(TASK TO CARRY OUT)
Return the records in full, exactly as given.

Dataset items
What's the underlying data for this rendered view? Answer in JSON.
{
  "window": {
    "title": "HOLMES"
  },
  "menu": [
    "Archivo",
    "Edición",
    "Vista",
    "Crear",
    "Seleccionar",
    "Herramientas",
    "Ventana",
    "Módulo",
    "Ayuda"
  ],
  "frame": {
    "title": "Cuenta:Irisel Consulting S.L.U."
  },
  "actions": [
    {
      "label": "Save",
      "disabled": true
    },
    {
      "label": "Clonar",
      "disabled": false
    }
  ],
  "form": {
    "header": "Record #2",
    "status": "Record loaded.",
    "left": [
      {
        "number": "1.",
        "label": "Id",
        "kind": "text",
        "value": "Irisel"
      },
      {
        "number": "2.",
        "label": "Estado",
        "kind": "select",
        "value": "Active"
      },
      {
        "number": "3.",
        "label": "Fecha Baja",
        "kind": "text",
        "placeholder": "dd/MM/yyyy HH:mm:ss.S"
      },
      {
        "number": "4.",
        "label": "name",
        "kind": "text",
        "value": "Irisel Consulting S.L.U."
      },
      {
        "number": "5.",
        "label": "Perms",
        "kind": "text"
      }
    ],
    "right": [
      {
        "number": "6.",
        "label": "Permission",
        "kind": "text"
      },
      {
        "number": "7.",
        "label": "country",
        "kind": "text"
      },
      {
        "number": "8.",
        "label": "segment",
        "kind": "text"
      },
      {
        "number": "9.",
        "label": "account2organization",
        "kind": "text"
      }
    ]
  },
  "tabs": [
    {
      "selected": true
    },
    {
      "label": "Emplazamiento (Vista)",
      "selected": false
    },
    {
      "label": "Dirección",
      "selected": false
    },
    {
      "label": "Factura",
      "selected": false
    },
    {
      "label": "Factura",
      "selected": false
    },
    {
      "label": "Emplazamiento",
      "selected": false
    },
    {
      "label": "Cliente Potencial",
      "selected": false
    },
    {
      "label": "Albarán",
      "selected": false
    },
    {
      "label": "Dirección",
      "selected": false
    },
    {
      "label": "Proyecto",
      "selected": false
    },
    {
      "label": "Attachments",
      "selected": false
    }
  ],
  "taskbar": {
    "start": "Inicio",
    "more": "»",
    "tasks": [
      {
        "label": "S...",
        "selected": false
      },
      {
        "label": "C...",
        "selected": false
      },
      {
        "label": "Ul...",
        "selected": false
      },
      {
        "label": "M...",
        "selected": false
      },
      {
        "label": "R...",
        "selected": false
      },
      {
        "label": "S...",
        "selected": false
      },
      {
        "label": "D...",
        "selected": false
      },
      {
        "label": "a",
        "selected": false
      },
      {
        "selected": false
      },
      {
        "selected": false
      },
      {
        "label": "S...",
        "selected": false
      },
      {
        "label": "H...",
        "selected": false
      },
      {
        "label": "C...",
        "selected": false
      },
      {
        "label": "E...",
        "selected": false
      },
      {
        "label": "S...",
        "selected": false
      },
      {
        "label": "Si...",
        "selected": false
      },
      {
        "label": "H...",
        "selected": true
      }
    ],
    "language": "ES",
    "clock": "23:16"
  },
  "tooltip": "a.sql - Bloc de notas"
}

(RESPONSE BELOW)
What's the underlying data for this rendered view? Answer in JSON.
{
  "window": {
    "title": "HOLMES"
  },
  "menu": [
    "Archivo",
    "Edición",
    "Vista",
    "Crear",
    "Seleccionar",
    "Herramientas",
    "Ventana",
    "Módulo",
    "Ayuda"
  ],
  "frame": {
    "title": "Cuenta:Irisel Consulting S.L.U."
  },
  "actions": [
    {
      "label": "Save",
      "disabled": true
    },
    {
      "label": "Clonar",
      "disabled": false
    }
  ],
  "form": {
    "header": "Record #2",
    "status": "Record loaded.",
    "left": [
      {
        "number": "1.",
        "label": "Id",
        "kind": "text",
        "value": "Irisel"
      },
      {
        "number": "2.",
        "label": "Estado",
        "kind": "select",
        "value": "Active"
      },
      {
        "number": "3.",
        "label": "Fecha Baja",
        "kind": "text",
        "placeholder": "dd/MM/yyyy HH:mm:ss.S"
      },
      {
        "number": "4.",
        "label": "name",
        "kind": "text",
        "value": "Irisel Consulting S.L.U."
      },
      {
        "number": "5.",
        "label": "Perms",
        "kind": "text"
      }
    ],
    "right": [
      {
        "number": "6.",
        "label": "Permission",
        "kind": "text"
      },
      {
        "number": "7.",
        "label": "country",
        "kind": "text"
      },
      {
        "number": "8.",
        "label": "segment",
        "kind": "text"
      },
      {
        "number": "9.",
        "label": "account2organization",
        "kind": "text"
      }
    ]
  },
  "tabs": [
    {
      "selected": true
    },
    {
      "label": "Emplazamiento (Vista)",
      "selected": false
    },
    {
      "label": "Dirección",
      "selected": false
    },
    {
      "label": "Factura",
      "selected": false
    },
    {
      "label": "Factura",
      "selected": false
    },
    {
      "label": "Emplazamiento",
      "selected": false
    },
    {
      "label": "Cliente Potencial",
      "selected": false
    },
    {
      "label": "Albarán",
      "selected": false
    },
    {
      "label": "Dirección",
      "selected": false
    },
    {
      "label": "Proyecto",
      "selected": false
    },
    {
      "label": "Attachments",
      "selected": false
    }
  ],
  "taskbar": {
    "start": "Inicio",
    "more": "»",
    "tasks": [
      {
        "label": "S...",
        "selected": false
      },
      {
        "label": "C...",
        "selected": false
      },
      {
        "label": "Ul...",
        "selected": false
      },
      {
        "label": "M...",
        "selected": false
      },
      {
        "label": "R...",
        "selected": false
      },
      {
        "label": "S...",
        "selected": false
      },
      {
        "label": "D...",
        "selected": false
      },
      {
        "label": "a",
        "selected": false
      },
      {
        "selected": false
      },
      {
        "selected": false
      },
      {
        "label": "S...",
        "selected": false
      },
      {
        "label": "H...",
        "selected": false
      },
      {
        "label": "C...",
        "selected": false
      },
      {
        "label": "E...",
        "selected": false
      },
      {
        "label": "S...",
        "selected": false
      },
      {
        "label": "Si...",
        "selected": false
      },
      {
        "label": "H...",
        "selected": true
      }
    ],
    "language": "ES",
    "clock": "23:16"
  },
  "tooltip": "a.sql - Bloc de notas"
}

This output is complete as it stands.